■ Task instructions
Would you return each entry exactly as written, omitting any pictures?

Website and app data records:
******************************

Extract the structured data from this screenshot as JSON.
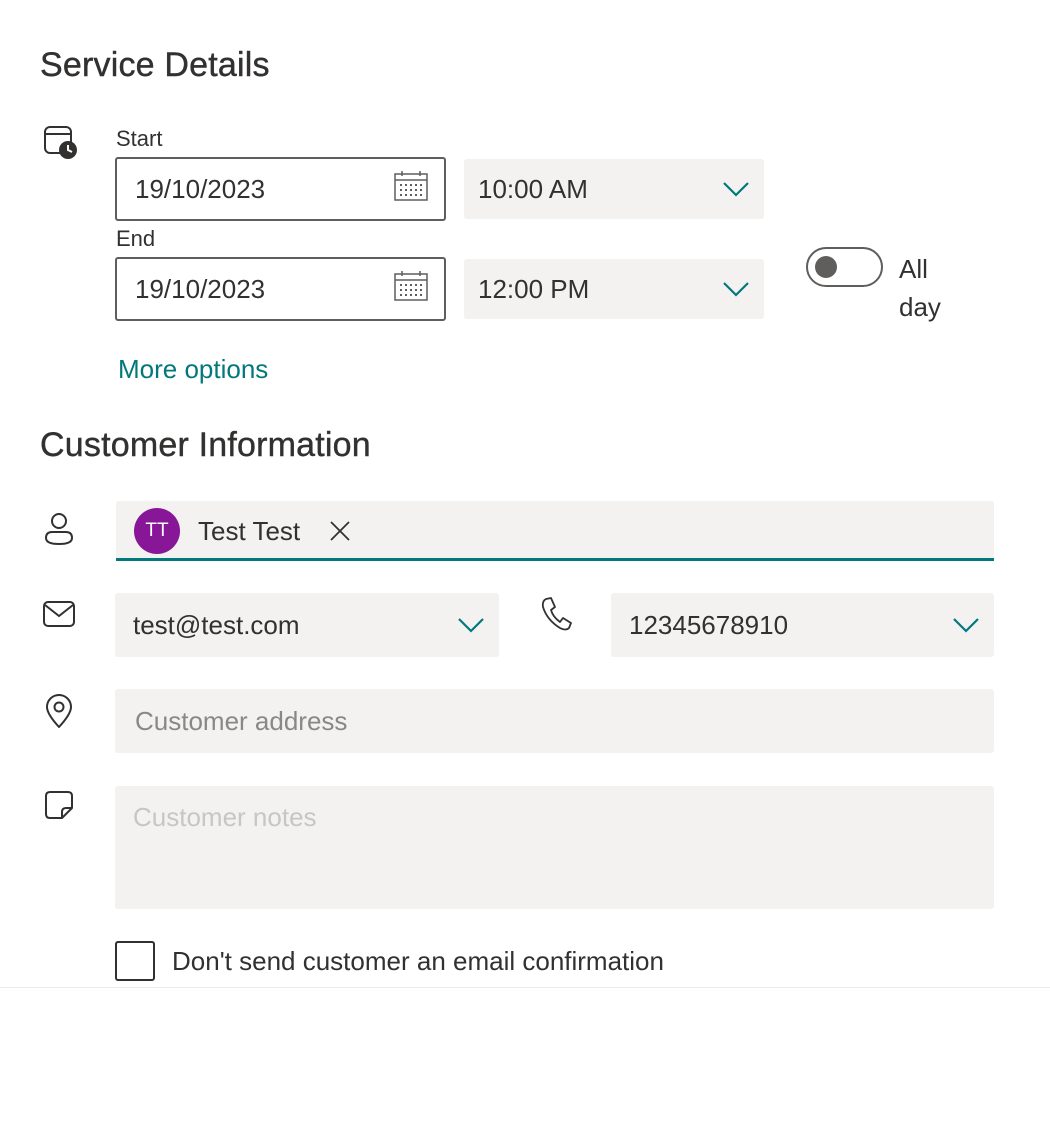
{
  "service_details": {
    "title": "Service Details",
    "start_label": "Start",
    "start_date": "19/10/2023",
    "start_time": "10:00 AM",
    "end_label": "End",
    "end_date": "19/10/2023",
    "end_time": "12:00 PM",
    "all_day_label_line1": "All",
    "all_day_label_line2": "day",
    "all_day_on": false,
    "more_options": "More options"
  },
  "customer_information": {
    "title": "Customer Information",
    "customer": {
      "initials": "TT",
      "name": "Test Test",
      "avatar_color": "#881798"
    },
    "email": "test@test.com",
    "phone": "12345678910",
    "address_placeholder": "Customer address",
    "notes_placeholder": "Customer notes",
    "no_confirmation_label": "Don't send customer an email confirmation",
    "no_confirmation_checked": false
  },
  "colors": {
    "accent": "#03787c",
    "field_bg": "#f3f2f1"
  }
}
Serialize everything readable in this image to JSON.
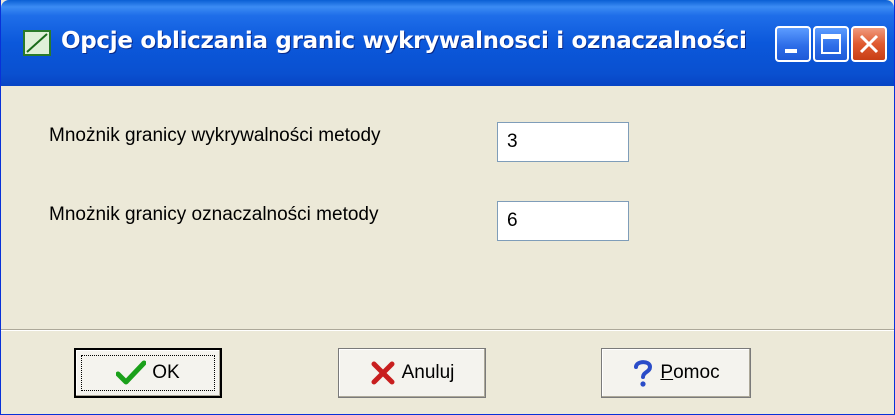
{
  "window": {
    "title": "Opcje obliczania granic wykrywalnosci i oznaczalności"
  },
  "form": {
    "detection_label": "Mnożnik granicy wykrywalności metody",
    "detection_value": "3",
    "quantification_label": "Mnożnik granicy oznaczalności metody",
    "quantification_value": "6"
  },
  "buttons": {
    "ok_label": "OK",
    "cancel_label": "Anuluj",
    "help_label_underlined": "P",
    "help_label_rest": "omoc"
  },
  "icons": {
    "ok": "checkmark-icon",
    "cancel": "x-icon",
    "help": "question-mark-icon",
    "app": "chart-line-icon"
  },
  "colors": {
    "titlebar": "#0a5fd4",
    "dialog_bg": "#ece9d8",
    "ok_icon": "#1aa01a",
    "cancel_icon": "#c81e1e",
    "help_icon": "#2a4cc8"
  }
}
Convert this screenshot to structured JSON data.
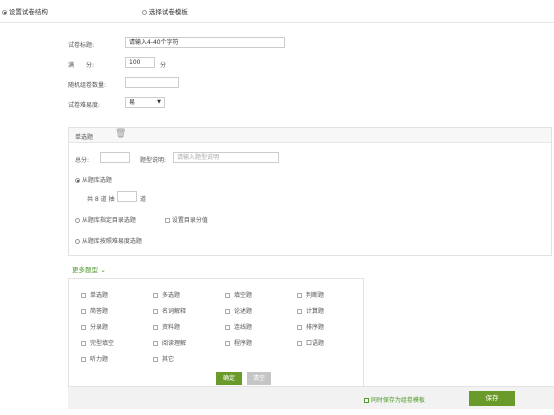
{
  "tabs": [
    {
      "label": "设置试卷结构",
      "active": true
    },
    {
      "label": "选择试卷模板",
      "active": false
    }
  ],
  "form": {
    "title_label": "试卷标题:",
    "title_value": "请输入4-40个字符",
    "score_label": "满　　分:",
    "score_value": "100",
    "score_unit": "分",
    "random_label": "随机组卷数量:",
    "random_value": "",
    "difficulty_label": "试卷难易度:",
    "difficulty_value": "易"
  },
  "section": {
    "title": "单选题",
    "total_label": "总分:",
    "total_value": "",
    "desc_label": "题型说明:",
    "desc_placeholder": "请输入题型说明",
    "opt1_label": "从题库选题",
    "pick_prefix": "共 8 道 抽",
    "pick_suffix": "道",
    "opt2_label": "从题库指定目录选题",
    "setdir_label": "设置目录分值",
    "opt3_label": "从题库按照难易度选题"
  },
  "more_types": {
    "toggle_label": "更多题型",
    "items": [
      "单选题",
      "多选题",
      "填空题",
      "判断题",
      "简答题",
      "名词解释",
      "论述题",
      "计算题",
      "分录题",
      "资料题",
      "连线题",
      "排序题",
      "完型填空",
      "阅读理解",
      "程序题",
      "口语题",
      "听力题",
      "其它"
    ],
    "confirm_label": "确定",
    "clear_label": "清空"
  },
  "footer": {
    "save_template_label": "同时保存为组卷模板",
    "save_label": "保存"
  },
  "colors": {
    "accent_green": "#6a9a2a",
    "link_green": "#4f9a2c"
  }
}
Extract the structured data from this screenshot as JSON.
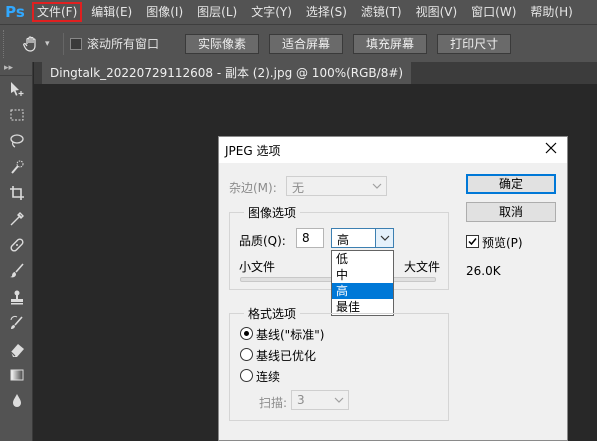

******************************

■ Task response
Extract the structured data from this screenshot as JSON.
{
  "service_details": {
    "title": "Service Details",
    "start_label": "Start",
    "start_date": "19/10/2023",
    "start_time": "10:00 AM",
    "end_label": "End",
    "end_date": "19/10/2023",
    "end_time": "12:00 PM",
    "all_day_label_line1": "All",
    "all_day_label_line2": "day",
    "all_day_on": false,
    "more_options": "More options"
  },
  "customer_information": {
    "title": "Customer Information",
    "customer": {
      "initials": "TT",
      "name": "Test Test",
      "avatar_color": "#881798"
    },
    "email": "test@test.com",
    "phone": "12345678910",
    "address_placeholder": "Customer address",
    "notes_placeholder": "Customer notes",
    "no_confirmation_label": "Don't send customer an email confirmation",
    "no_confirmation_checked": false
  },
  "colors": {
    "accent": "#03787c",
    "field_bg": "#f3f2f1"
  }
}
Serialize everything readable in this image to JSON.
{
  "window": {
    "title": "Opcje obliczania granic wykrywalnosci i oznaczalności"
  },
  "form": {
    "detection_label": "Mnożnik granicy wykrywalności metody",
    "detection_value": "3",
    "quantification_label": "Mnożnik granicy oznaczalności metody",
    "quantification_value": "6"
  },
  "buttons": {
    "ok_label": "OK",
    "cancel_label": "Anuluj",
    "help_label_underlined": "P",
    "help_label_rest": "omoc"
  },
  "icons": {
    "ok": "checkmark-icon",
    "cancel": "x-icon",
    "help": "question-mark-icon",
    "app": "chart-line-icon"
  },
  "colors": {
    "titlebar": "#0a5fd4",
    "dialog_bg": "#ece9d8",
    "ok_icon": "#1aa01a",
    "cancel_icon": "#c81e1e",
    "help_icon": "#2a4cc8"
  }
}
Convert this screenshot to structured JSON data.
{
  "tabs": [
    {
      "label": "设置试卷结构",
      "active": true
    },
    {
      "label": "选择试卷模板",
      "active": false
    }
  ],
  "form": {
    "title_label": "试卷标题:",
    "title_value": "请输入4-40个字符",
    "score_label": "满　　分:",
    "score_value": "100",
    "score_unit": "分",
    "random_label": "随机组卷数量:",
    "random_value": "",
    "difficulty_label": "试卷难易度:",
    "difficulty_value": "易"
  },
  "section": {
    "title": "单选题",
    "total_label": "总分:",
    "total_value": "",
    "desc_label": "题型说明:",
    "desc_placeholder": "请输入题型说明",
    "opt1_label": "从题库选题",
    "pick_prefix": "共 8 道 抽",
    "pick_suffix": "道",
    "opt2_label": "从题库指定目录选题",
    "setdir_label": "设置目录分值",
    "opt3_label": "从题库按照难易度选题"
  },
  "more_types": {
    "toggle_label": "更多题型",
    "items": [
      "单选题",
      "多选题",
      "填空题",
      "判断题",
      "简答题",
      "名词解释",
      "论述题",
      "计算题",
      "分录题",
      "资料题",
      "连线题",
      "排序题",
      "完型填空",
      "阅读理解",
      "程序题",
      "口语题",
      "听力题",
      "其它"
    ],
    "confirm_label": "确定",
    "clear_label": "清空"
  },
  "footer": {
    "save_template_label": "同时保存为组卷模板",
    "save_label": "保存"
  },
  "colors": {
    "accent_green": "#6a9a2a",
    "link_green": "#4f9a2c"
  }
}
Extract the structured data from this screenshot as JSON.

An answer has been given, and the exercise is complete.